I have also been told by DJs that the “Good Dancers” prefer Golden Age music. I’m not sure what that means. Who decides what a good dance is? If the “Good Dancers” like G.A., what are those DJs saying about me? I like different music, it challenges me, it motivated me and allows me to look at the dance differently. Different works for me.
I am really writing this article to get the members of this community to think about what music they like to hear, the music they want to dance to. If you prefer diversity, then be proud of what you like and let DJs know you like diversity. If you are not open to the other styles of music, that’s OK too, but I truly believe that giving up 4% to 10 % of your dance time for other members of your community is not really such an awful way to look at strengthening and broadening the embrace of your tango brothers and sisters,. Its a way to build your community.
I know that am speaking about a dance or hobby, but really if we cannot be truly open to diversity in a simple dance community, what does that say about how we think, how we treat others or what we want our community to be?

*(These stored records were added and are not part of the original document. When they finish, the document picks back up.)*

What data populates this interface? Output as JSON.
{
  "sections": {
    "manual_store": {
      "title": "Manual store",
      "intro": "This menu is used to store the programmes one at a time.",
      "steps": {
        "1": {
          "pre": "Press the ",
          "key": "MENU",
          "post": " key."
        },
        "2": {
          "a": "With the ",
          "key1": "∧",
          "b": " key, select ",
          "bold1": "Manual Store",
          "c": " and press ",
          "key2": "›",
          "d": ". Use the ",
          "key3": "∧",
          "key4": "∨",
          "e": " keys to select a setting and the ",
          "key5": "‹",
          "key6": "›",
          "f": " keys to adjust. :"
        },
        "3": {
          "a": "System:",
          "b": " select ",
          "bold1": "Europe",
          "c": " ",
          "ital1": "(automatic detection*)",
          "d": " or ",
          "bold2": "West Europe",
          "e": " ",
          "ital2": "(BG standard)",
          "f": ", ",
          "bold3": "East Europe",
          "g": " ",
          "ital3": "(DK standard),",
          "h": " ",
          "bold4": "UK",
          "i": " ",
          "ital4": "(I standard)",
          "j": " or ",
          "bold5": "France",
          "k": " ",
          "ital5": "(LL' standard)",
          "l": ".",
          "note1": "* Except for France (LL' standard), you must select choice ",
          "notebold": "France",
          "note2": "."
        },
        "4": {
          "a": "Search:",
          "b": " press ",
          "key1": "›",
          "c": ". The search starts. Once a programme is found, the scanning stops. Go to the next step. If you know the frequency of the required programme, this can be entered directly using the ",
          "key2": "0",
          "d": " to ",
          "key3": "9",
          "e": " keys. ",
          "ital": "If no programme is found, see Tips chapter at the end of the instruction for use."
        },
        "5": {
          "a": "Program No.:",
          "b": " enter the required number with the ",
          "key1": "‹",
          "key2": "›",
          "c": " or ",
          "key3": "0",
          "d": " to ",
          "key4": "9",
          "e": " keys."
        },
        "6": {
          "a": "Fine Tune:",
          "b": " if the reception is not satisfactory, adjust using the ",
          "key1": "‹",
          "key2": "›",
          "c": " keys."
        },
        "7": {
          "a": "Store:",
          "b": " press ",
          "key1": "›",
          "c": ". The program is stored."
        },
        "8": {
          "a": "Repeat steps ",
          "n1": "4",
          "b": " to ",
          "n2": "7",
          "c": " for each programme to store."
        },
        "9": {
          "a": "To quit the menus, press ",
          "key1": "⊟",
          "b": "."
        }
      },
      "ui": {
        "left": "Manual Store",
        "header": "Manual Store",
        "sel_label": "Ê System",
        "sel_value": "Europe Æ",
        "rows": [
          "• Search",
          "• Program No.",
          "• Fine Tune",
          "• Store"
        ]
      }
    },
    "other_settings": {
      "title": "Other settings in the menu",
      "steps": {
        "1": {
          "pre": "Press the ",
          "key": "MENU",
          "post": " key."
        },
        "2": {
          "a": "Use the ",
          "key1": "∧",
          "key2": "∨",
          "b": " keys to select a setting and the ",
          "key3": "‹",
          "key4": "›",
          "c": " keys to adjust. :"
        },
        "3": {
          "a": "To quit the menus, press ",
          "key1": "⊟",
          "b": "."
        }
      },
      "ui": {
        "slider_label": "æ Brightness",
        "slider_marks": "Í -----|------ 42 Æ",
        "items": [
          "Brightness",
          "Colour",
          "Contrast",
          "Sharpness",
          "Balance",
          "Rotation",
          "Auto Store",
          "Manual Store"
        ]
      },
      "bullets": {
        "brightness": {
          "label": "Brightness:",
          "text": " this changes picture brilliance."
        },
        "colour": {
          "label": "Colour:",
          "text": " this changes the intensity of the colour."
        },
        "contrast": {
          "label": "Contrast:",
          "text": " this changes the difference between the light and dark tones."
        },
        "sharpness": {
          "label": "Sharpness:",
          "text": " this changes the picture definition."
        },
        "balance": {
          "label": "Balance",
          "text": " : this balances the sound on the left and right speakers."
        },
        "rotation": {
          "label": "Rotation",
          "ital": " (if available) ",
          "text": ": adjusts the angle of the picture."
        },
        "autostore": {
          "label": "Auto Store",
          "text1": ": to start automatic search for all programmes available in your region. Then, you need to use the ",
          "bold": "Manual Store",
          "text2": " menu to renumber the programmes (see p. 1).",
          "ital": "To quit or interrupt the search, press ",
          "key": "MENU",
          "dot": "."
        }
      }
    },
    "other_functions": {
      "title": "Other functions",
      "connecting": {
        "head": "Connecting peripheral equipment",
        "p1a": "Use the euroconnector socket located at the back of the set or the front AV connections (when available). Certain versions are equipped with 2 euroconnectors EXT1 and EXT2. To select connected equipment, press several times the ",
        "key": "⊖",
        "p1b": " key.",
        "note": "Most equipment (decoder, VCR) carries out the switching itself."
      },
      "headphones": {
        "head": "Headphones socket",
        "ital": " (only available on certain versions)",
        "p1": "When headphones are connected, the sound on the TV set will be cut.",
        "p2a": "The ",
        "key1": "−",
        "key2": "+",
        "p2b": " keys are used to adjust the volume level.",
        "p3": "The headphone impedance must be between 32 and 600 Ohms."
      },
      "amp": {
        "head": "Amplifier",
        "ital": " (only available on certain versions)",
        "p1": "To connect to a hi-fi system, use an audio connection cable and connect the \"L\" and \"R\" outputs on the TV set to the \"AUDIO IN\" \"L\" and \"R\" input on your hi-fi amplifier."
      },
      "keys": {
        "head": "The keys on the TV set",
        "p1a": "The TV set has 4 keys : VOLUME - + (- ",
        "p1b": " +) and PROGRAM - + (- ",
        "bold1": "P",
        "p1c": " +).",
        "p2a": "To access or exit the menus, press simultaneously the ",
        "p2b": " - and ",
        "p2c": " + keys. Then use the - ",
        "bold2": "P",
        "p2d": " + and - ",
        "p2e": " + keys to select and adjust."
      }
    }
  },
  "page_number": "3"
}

St Louis, you can decide to share your thoughts, ideas and preference, but you have to be strong enough to share an idea in which others may not agree. If you believe it, share it. If community is important to you, then be open to other ideas. If we cannot be open to others who share the same passion for tango, then something is really wrong and we are not thinking about the big picture.
I like Argentine Tango, the individuals and the community, but after 16 years I am often left confused and sometimes disappointed.
Thanks for having enough interest to read my thoughts.
Til next Time
Michael J. Flanagan
Tango St Louis
Be a part of the newest Milonga in St Louis to be held at the prestigious Mahler Ballroom on the first Sunday of every month….
Location: Mahler Ballroom 4915 Washington Blvd St Louis, 63108
The Mahler is a truly elegant venue with a storied St Louis History. Marsha Shepley bought a Central West End ballroom and refurbished it for her business, her pleasure and her home.
SUNDAY is our new Tango Day!! The Focal Point
Looking for a place to dance tango on Sunday evenings. Check out the newest Milonga in St Louis, the Milonga del Domingo at the Focal Point in Maplewood. The Focal Point has a beautiful wood floor, and there is ample street parking (but don’t park in the private lot across the street). The adjacent Maya Café is scheduled to be open, serving food from 5 pm until 8 pm, with the bar open until possibly as late as 9 pm if traffic warrants. (The Maya Café is accessible via the hallway to the shared bathrooms, so no need to even go outside.) You may also bring your own food and drinks. Cover for the Milonga: $5
Come join us,
Barb Jones, Russell Blyth, Nabil El Hassan, Deborah Hackett Pogue and Menelaos Karanikolas
Focal Point, 2720 Sutton, Maplewood
Check the TSL Calendar for the Milonga del Domingo’s next event.
Tango St Louis contact: Michael Flanagan 314-303-0484 or Michael@tangostlouis.com